SUPPLIED ENTRIES:
---
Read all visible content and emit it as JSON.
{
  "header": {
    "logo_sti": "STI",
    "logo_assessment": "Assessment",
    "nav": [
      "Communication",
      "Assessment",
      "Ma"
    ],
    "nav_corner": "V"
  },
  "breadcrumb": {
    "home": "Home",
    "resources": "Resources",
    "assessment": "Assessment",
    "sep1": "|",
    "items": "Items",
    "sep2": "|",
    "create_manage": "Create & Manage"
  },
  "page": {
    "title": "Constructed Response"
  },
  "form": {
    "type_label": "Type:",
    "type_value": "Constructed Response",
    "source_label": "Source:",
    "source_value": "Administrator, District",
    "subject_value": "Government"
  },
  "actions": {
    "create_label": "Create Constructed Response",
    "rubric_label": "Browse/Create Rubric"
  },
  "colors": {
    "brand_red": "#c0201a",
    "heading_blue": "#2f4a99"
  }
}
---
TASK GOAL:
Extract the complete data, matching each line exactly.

SOLVED EXERCISE:
Read all visible content and emit it as JSON.
{
  "header": {
    "logo_sti": "STI",
    "logo_assessment": "Assessment",
    "nav": [
      "Communication",
      "Assessment",
      "Ma"
    ],
    "nav_corner": "V"
  },
  "breadcrumb": {
    "home": "Home",
    "resources": "Resources",
    "assessment": "Assessment",
    "sep1": "|",
    "items": "Items",
    "sep2": "|",
    "create_manage": "Create & Manage"
  },
  "page": {
    "title": "Constructed Response"
  },
  "form": {
    "type_label": "Type:",
    "type_value": "Constructed Response",
    "source_label": "Source:",
    "source_value": "Administrator, District",
    "subject_value": "Government"
  },
  "actions": {
    "create_label": "Create Constructed Response",
    "rubric_label": "Browse/Create Rubric"
  },
  "colors": {
    "brand_red": "#c0201a",
    "heading_blue": "#2f4a99"
  }
}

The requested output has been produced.